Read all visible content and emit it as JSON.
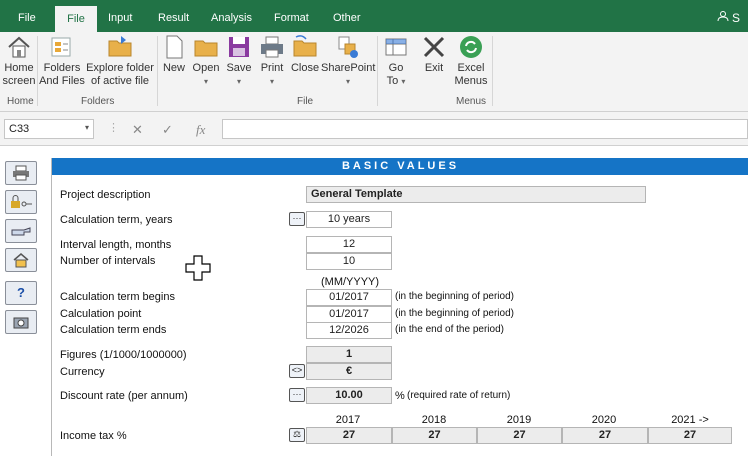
{
  "ribbon_tabs": [
    "File",
    "File",
    "Input",
    "Result",
    "Analysis",
    "Format",
    "Other"
  ],
  "user_initial": "S",
  "ribbon": {
    "home_screen": "Home screen",
    "home_line1": "Home",
    "home_line2": "screen",
    "folders_line1": "Folders",
    "folders_line2": "And Files",
    "explore_line1": "Explore folder",
    "explore_line2": "of active file",
    "new": "New",
    "open": "Open",
    "save": "Save",
    "print": "Print",
    "close": "Close",
    "sharepoint": "SharePoint",
    "goto_line1": "Go",
    "goto_line2": "To",
    "exit": "Exit",
    "excel_line1": "Excel",
    "excel_line2": "Menus",
    "group_home": "Home",
    "group_folders": "Folders",
    "group_file": "File",
    "group_menus": "Menus"
  },
  "formula_bar": {
    "cell_ref": "C33",
    "cancel": "✕",
    "enter": "✓",
    "fx": "fx",
    "value": ""
  },
  "sheet": {
    "header": "BASIC VALUES",
    "project_description_label": "Project description",
    "project_description_value": "General Template",
    "calc_term_label": "Calculation term, years",
    "calc_term_value": "10 years",
    "interval_length_label": "Interval length, months",
    "interval_length_value": "12",
    "num_intervals_label": "Number of intervals",
    "num_intervals_value": "10",
    "date_format_hint": "(MM/YYYY)",
    "term_begins_label": "Calculation term begins",
    "term_begins_value": "01/2017",
    "term_begins_note": "(in the beginning of period)",
    "calc_point_label": "Calculation point",
    "calc_point_value": "01/2017",
    "calc_point_note": "(in the beginning of period)",
    "term_ends_label": "Calculation term ends",
    "term_ends_value": "12/2026",
    "term_ends_note": "(in the end of the period)",
    "figures_label": "Figures (1/1000/1000000)",
    "figures_value": "1",
    "currency_label": "Currency",
    "currency_value": "€",
    "discount_label": "Discount rate (per annum)",
    "discount_value": "10.00",
    "discount_unit": "%",
    "discount_note": "(required rate of return)",
    "years": [
      "2017",
      "2018",
      "2019",
      "2020",
      "2021 ->"
    ],
    "income_tax_label": "Income tax %",
    "income_tax_values": [
      "27",
      "27",
      "27",
      "27",
      "27"
    ]
  }
}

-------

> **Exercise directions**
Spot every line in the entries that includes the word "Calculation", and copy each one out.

> **Task result**
    "calc_term_label": "Calculation term, years",
    "term_begins_label": "Calculation term begins",
    "calc_point_label": "Calculation point",
    "term_ends_label": "Calculation term ends",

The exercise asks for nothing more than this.